Alexandra, distraught over what happened, tries to leave with him, but he refuses her again. Albert's mother shows up and gets the entire story and is aghast. Albert gives his blessing to the pair and says that when he is king he will allow them back into the country. However, Agi ends up leaving the mansion without Alexandra.

Albert tries to console Alexandra by telling her she is like a swan: on the water she looks serene, but on land she is more like a goose. Albert then offers Alexandra his arm and they walk back into the mansion together.


Background and production notes[edit]

The 1925, 1930, and 1956 films are all based on a Hungarian play entitled A Hattyú, Vígjáték Három Felvonásban (The Swan, A Comedy in Three Acts) [2] by Ferenc Molnár (Budapest, 1914).

For the 1956 film, the role of Prince Albert was originally offered to Rex Harrison, then to Joseph Cotten, before being given to Alec Guinness.
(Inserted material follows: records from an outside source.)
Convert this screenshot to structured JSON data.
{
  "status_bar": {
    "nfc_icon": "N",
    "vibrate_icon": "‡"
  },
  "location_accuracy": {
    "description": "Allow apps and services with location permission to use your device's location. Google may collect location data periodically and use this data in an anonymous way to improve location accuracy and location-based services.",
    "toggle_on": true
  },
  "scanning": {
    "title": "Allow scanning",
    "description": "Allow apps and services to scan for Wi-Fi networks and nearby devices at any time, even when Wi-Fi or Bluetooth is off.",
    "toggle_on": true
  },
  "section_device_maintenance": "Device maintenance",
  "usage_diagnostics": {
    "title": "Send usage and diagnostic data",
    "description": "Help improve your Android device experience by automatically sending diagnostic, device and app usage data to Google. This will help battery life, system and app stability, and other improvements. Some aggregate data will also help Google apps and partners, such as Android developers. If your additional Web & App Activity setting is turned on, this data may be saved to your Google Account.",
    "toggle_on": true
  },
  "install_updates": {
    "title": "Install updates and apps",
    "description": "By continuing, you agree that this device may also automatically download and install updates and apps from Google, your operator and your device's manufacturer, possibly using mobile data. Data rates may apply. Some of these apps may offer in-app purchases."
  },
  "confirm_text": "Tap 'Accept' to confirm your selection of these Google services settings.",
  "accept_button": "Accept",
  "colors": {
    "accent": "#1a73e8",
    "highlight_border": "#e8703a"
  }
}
This was Guinness' first American film.

Grace Kelly had previously appeared in the CBS Television production of The Swan on June 9, 1950.

The film was shot on location in North Carolina, at the 1895 Biltmore Estate of George W. Vanderbilt in Asheville and at Lake Junaluska.

MGM held the release of The Swan to correspond with the wedding day of Grace Kelly and Prince Rainier of Monaco, on April 18, 1956.


The score was composed by Bronislau Kaper and conducted by Johnny Green, with orchestrations by Robert Franklyn. One piece of source music, "Rakoczy March", an 1809 piece by John Bihari, was conducted by Miklós Rózsa.[3]

MGM Records released two suites of portions of the music from the film on long-playing record after the release of the film. The complete score was released in 2004, on cd, on the Film Score Monthly label.


According to MGM records the film earned $1,763,000 in the US and Canada and $1,986,000 elsewhere but the high cost meant it resulted in loss of $798,000.[1]

Earlier film versions[edit]

Original Broadway production[edit]

The original Broadway production of The Swan opened on Broadway in 1923, with Eva Le Gallienne as Princess Alexandra, Philip Merivale as Prince Albert, and Basil Rathbone as the tutor.

See also[edit]


  1. ^ a b c The Eddie Mannix Ledger, Los Angeles: Margaret Herrick Library, Center for Motion Picture Study .
  2. ^ "Google Translate". Retrieved 28 September 2015. 
  3. ^ Bond, Jeff; Lukas Kendall (2004). Bronislau Kaper. "The Swan". Film Score Monthly (CD insert notes). Culver City, California, U.S.A. 7 (5): 4. 

External links[edit]